Buell finally decided to move his entire force up to Kentucky, except for a division holding Nashville. With Bragg threatening a junction with Kirby Smith in Kentucky, the only hope of holding Nashville was to defeat them up north. Basically,l practically all the forces in the western theater were headed for a confrontation in Kentucky. Stay tuned.
BOWLING GREEN, KY., September 14, 1862.
Via Evansville, Ind., September 19.
Major-General HALLECK, General-in-Chief:
It has been apparent to me for some time that, on purely military grounds, the force in Middle Tennessee should fall back on its base. The political effect, however, of such a move occurred to me so serious that I have hesitated to execute it, still hoping that the force in Kentucky would be able to open my communications. As that was not done it became absolutely necessary to fall back, with a portion of the force at least, to act against the enemy in Kentucky. I commenced that move Sunday last with five divisions, but its execution was delayed a couple of days by the reported movements of the enemy. I had expected that Bragg would detach a portion of his force to re-enforce Kirby Smith, while he, with the balance, would await the period of our starving out in Tennessee. It now appears that he is moving his whole force into Kentucky, and it is now concentrated, or nearly so, at Glasgow. I have therefore ordered up all but one division from Nashville . They will arrive here on the 17th. I arrived here to-day with two divisions of the first force and shall commence to move against Bragg’s force on the 16th. You will not fail to observe that he is virtually between me and Louisville, and all communications by telegraph and railroad are cut off. I am not insensible to the difficulty and embarrassment of the position, but it must be so for him also, and I hope it may result in his discomfiture and not ours. The danger is that he may form a junction with Smith. I apprehend that the latter may be moving for that object now. I am retaining only a nominal hold on Nashville and at the risk of losing the force (about 5,000 men) that I have there; but I trust to the belief that there is not for the present any organized force to come against it unless Price pauses longer, and I deem it better to do so than to undergo the political effect of entirely abandoning the place. I would like your instructions or views about it. It may still be possible to withdraw the remainder of the force. I did not place implicit confidence on T—-,—-, [Thatcher], but he has given me correct information.
D. C. BUELL,
Meanwhile, the situation was beyond urgent.

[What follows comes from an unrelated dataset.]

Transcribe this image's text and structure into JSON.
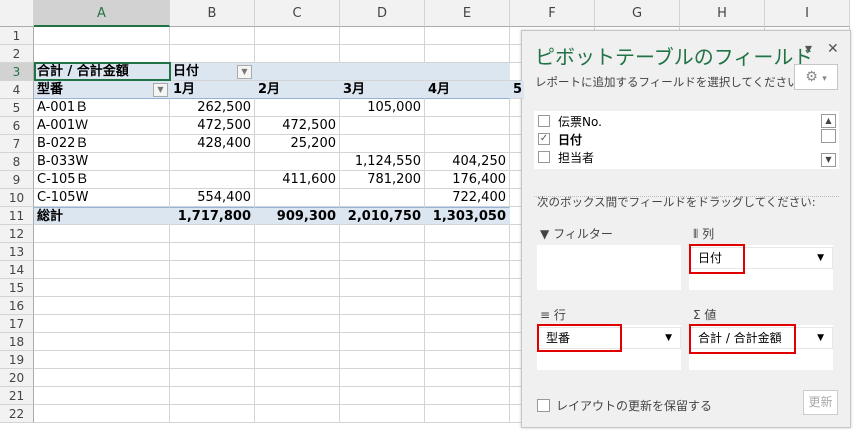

Bragg was actually at Glasgow, 30 miles east of Bowling Green, and Kirby Smith’s troops were in battle with Union troops at Munfordville, about 40 miles northeast of Bowling Green and basically between Bowling Green and Louisville. The feared junction was imminent.
LOUISVILLE, KY., September 14, 1862-1.15 p. m.
Major-General WRIGHT, Cincinnati:
Bragg is at Glasgow and Cave City in force; others are marching to join him. Sent in flag of truce demanding surrender of Colonel Wilder at Munfordville, who relied they must fight and take them. Buell’s army are not up. You will have to send forces here. It is all a feint before Cincinnati to draw off forces from here.
J. T. BOYLE.
Louisville, Ky., September 14, 1862.
Major-General WRIGHT, Cincinnati:
Colonel Scott, First Louisiana Cavalry, has summoned Colonel Wilder to surrender, and this morning Colonel Dunham reports from Bacon Creek, 8 miles north, that a fight is going on at Munfordville. Colonel McCook, who knows Colonel Wilder, says Scott cannot take him unless it is an attack in very strong force; if so, the enemy will probably close on Buell, who must be at Bowling Green, or Buell will attack. I look for a battle not far from Bowling Green or Glasgow.
[Copy of the telegram from Colonel Wilder.]
Colonel Scott, First Louisiana Cavalry, has just summoned me to surrender unconditionally. I peremptorily refused. He claims to have me cut off and surrounded. I shall fight anything that comes. Scott claims to be the advance of Kirby Smith’s division. Rebel forces have been coming from the direction of Lebanon to-day.
C. C. GILBERT.